Congratulations to Stephenson and his staff for this incredible accomplishment.

Spider 2 Y Banana
“I’ll tell you what, man…”

One of the game’s most passionate ambassadors is none other than Jon Gruden, who had a very successful career as a coach in the NFL before starring in his current role as an analyst and Monday Night Football color man on ESPN.

And, as expected, Gruden had some entertaining — not to mention educational — remarks for those in attendance on Friday.

“I want to thank you all for being a football coach. Give yourself a hand on that. Thank you,” Gruden said. “Being a teacher, being a football coach is an honorable profession — as honorable as it gets. I may get a little emotional here today. But I need to remind you of that. It is honorable to do what you do.”

In his presentation, “The Greatest Game,” the Super Bowl XXXVII champion who had a 100-85 record with five division titles in his 11 years as a head coach in the NFL, said he knows what youth coaches, from the flag football leagues through high school, are facing in today’s environment.

And although “the job is getting bigger and tougher every single day … great things can happen,” Gruden told the crowd. “But we can fight together and we can have a lot of success together if you just stay with us.”

After all, Gruden said, “it’s up to you people to bond together to keep this football coaching fraternity strong.”

“We’ve got to support one another. We’ve got to help each other … there is strength in numbers,” Gruden finished. “I challenge you young coaches to find a veteran coach and seek knowledge, seek wisdom, learn the game … open your arms to these young guys and teach them the game.”

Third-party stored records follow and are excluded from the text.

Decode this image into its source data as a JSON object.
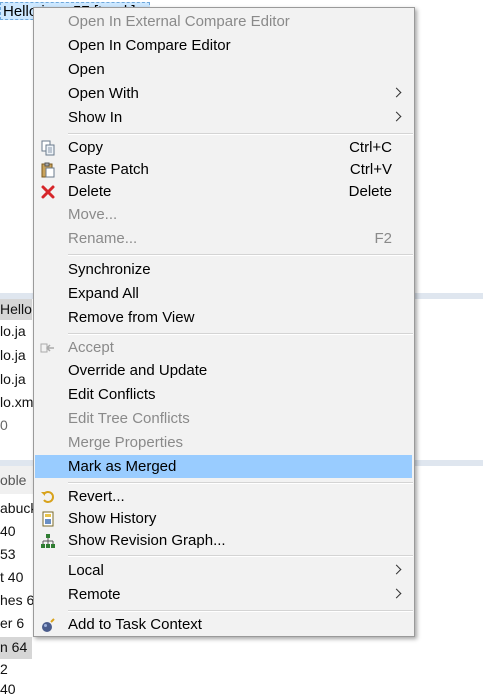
{
  "background": {
    "top_item": "Hello.java 57 [trunk]",
    "editor_lines": [
      "Hello",
      "lo.ja",
      "lo.ja",
      "lo.ja",
      "lo.xm",
      "0"
    ],
    "problems_tab": "oble",
    "problems_lines": [
      "abuck",
      "40",
      "53",
      "t 40",
      "hes 6",
      "er 6",
      "n 64",
      "2",
      "40"
    ]
  },
  "menu": {
    "items": [
      {
        "label": "Open In External Compare Editor",
        "disabled": true
      },
      {
        "label": "Open In Compare Editor"
      },
      {
        "label": "Open"
      },
      {
        "label": "Open With",
        "submenu": true
      },
      {
        "label": "Show In",
        "submenu": true
      },
      {
        "label": "Copy",
        "accel": "Ctrl+C",
        "icon": "copy-icon"
      },
      {
        "label": "Paste Patch",
        "accel": "Ctrl+V",
        "icon": "paste-icon"
      },
      {
        "label": "Delete",
        "accel": "Delete",
        "icon": "delete-icon"
      },
      {
        "label": "Move...",
        "disabled": true
      },
      {
        "label": "Rename...",
        "accel": "F2",
        "disabled": true
      },
      {
        "label": "Synchronize"
      },
      {
        "label": "Expand All"
      },
      {
        "label": "Remove from View"
      },
      {
        "label": "Accept",
        "disabled": true,
        "icon": "accept-icon"
      },
      {
        "label": "Override and Update"
      },
      {
        "label": "Edit Conflicts"
      },
      {
        "label": "Edit Tree Conflicts",
        "disabled": true
      },
      {
        "label": "Merge Properties",
        "disabled": true
      },
      {
        "label": "Mark as Merged",
        "highlighted": true
      },
      {
        "label": "Revert...",
        "icon": "revert-icon"
      },
      {
        "label": "Show History",
        "icon": "history-icon"
      },
      {
        "label": "Show Revision Graph...",
        "icon": "revision-graph-icon"
      },
      {
        "label": "Local",
        "submenu": true
      },
      {
        "label": "Remote",
        "submenu": true
      },
      {
        "label": "Add to Task Context",
        "icon": "task-context-icon"
      }
    ],
    "highlight_color": "#99ccff",
    "disabled_color": "#8a8a8a"
  }
}
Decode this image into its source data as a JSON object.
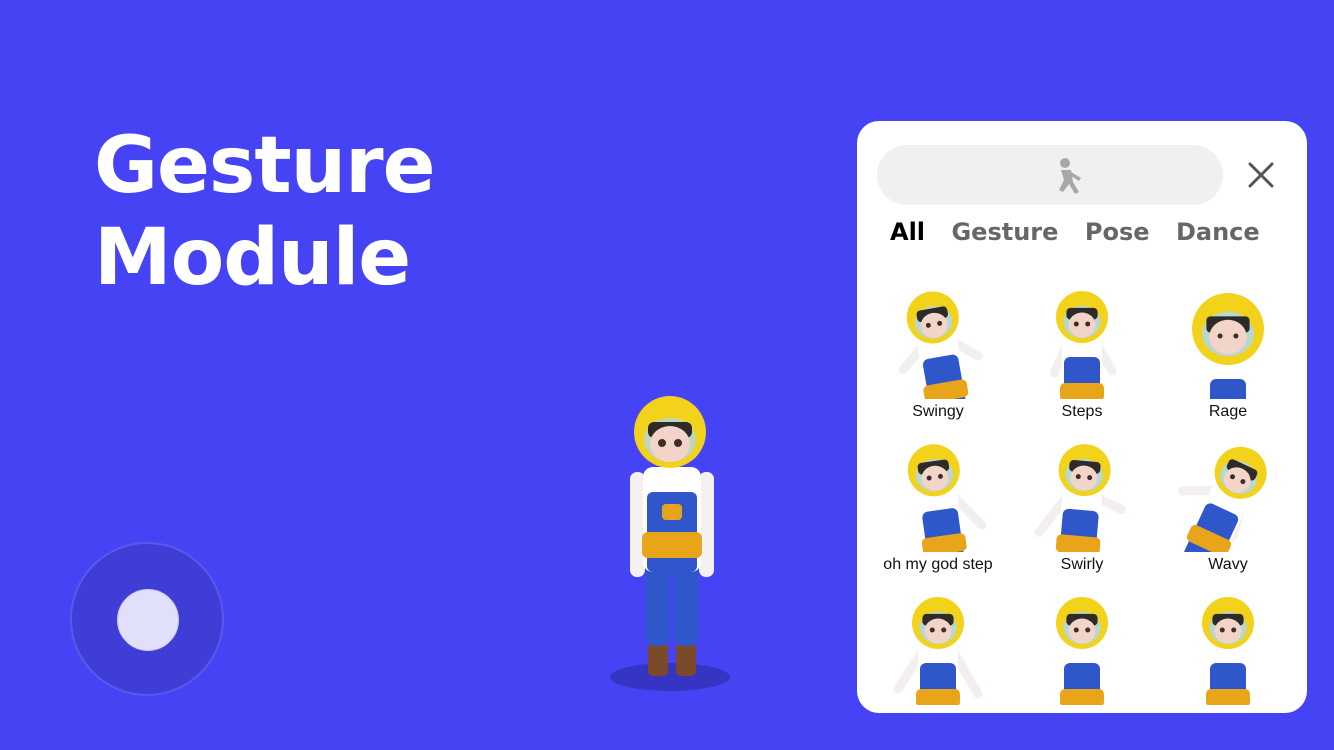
{
  "heading": {
    "line1": "Gesture",
    "line2": "Module"
  },
  "joystick": {
    "icon": "joystick"
  },
  "panel": {
    "search_icon": "dance-figure-icon",
    "close_icon": "close-x-icon",
    "tabs": [
      {
        "label": "All",
        "active": true
      },
      {
        "label": "Gesture",
        "active": false
      },
      {
        "label": "Pose",
        "active": false
      },
      {
        "label": "Dance",
        "active": false
      }
    ],
    "gestures": [
      {
        "label": "Swingy"
      },
      {
        "label": "Steps"
      },
      {
        "label": "Rage"
      },
      {
        "label": "oh my god step"
      },
      {
        "label": "Swirly"
      },
      {
        "label": "Wavy"
      },
      {
        "label": ""
      },
      {
        "label": ""
      },
      {
        "label": ""
      }
    ]
  },
  "colors": {
    "background": "#4543F4",
    "helmet": "#F2D21B",
    "overalls": "#2F57C9",
    "panel": "#FFFFFF"
  }
}
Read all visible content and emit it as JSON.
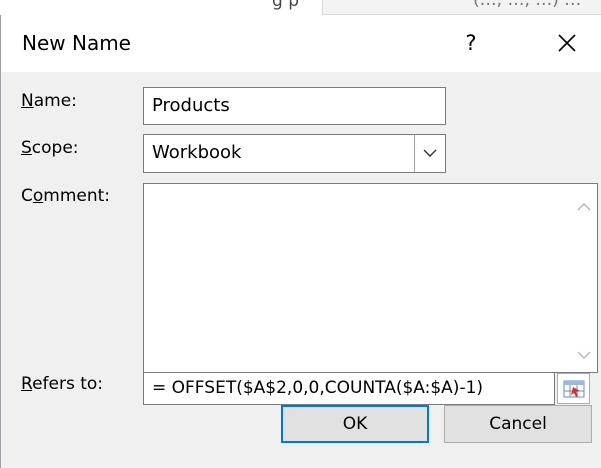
{
  "background": {
    "fragment_left": "g p",
    "fragment_right": "(…, …, …) …"
  },
  "dialog": {
    "title": "New Name",
    "help_label": "?",
    "close_icon": "close-icon"
  },
  "form": {
    "name_label_first": "N",
    "name_label_rest": "ame:",
    "name_value": "Products",
    "scope_label_first": "S",
    "scope_label_rest": "cope:",
    "scope_value": "Workbook",
    "comment_label_pre": "C",
    "comment_label_mid": "o",
    "comment_label_rest": "mment:",
    "comment_value": "",
    "refers_label_first": "R",
    "refers_label_rest": "efers to:",
    "refers_value": "= OFFSET($A$2,0,0,COUNTA($A:$A)-1)"
  },
  "buttons": {
    "ok": "OK",
    "cancel": "Cancel"
  },
  "colors": {
    "dialog_bg": "#f0f0f0",
    "titlebar_bg": "#ffffff",
    "ok_border": "#0078d7",
    "button_bg": "#e1e1e1"
  }
}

Roman’s empire
Roman Oben has direct knowledge of Gruden’s teachings.

Back in 2002, he was the starting left tackle for those Super Bowl XXXVI champion Buccaneers, and he’s since used those experiences — which included 12 NFL seasons in all — in his current role as the NFL’s Director of Youth & High School Football.

After not playing football until high school, when he came over to the U.S. from Cameroon, Oben said he had to forge his mother’s signature to ultimately get onto a football field for the first time. When his plans were exposed after his mom received a call shortly thereafter asking if she would help volunteer to work the concession stand at football games, she told her son, “Your grades better not mess up and you better not get in trouble.”

Her blessing has certainly paid off for Oben.

“Thank you mom for letting me play football,” he said.

Oben said he was excited to help kick off the largest annual gathering of high school and youth football stakeholders in the country on Friday in Orlando. He remembers the impact his own coaches have had not only in his football career, but in his personal life, and recalled the message from Pro Football Hall of Fame President David Baker in last year’s USA Football National Conference.

“He says when life knocks you down and your marriage is on the rocks or you’re trying to fight for your marriage, fight for your jobs … you’re not going to call your chemistry teacher when these things are happening,” Oben recalled. “You’re going to call your high school football coach.”

With so many awesome sessions and speakers scheduled for the rest of the weekend — not to mention the chance to attend Sunday night’s Pro Bowl game, which is also in Orlando — Oben encouraged those in attendance to make sure they take advantage of the opportunity to collaborate and network to help improve their own programs.

“Take it all in,” he said. “Soak it all in, gentlemen, ladies, just get as much resources as you can … (and) thank you, thank you from the bottom of my heart. … Thank you all for all you do for your families and your communities, and thank your wives and husbands as well.”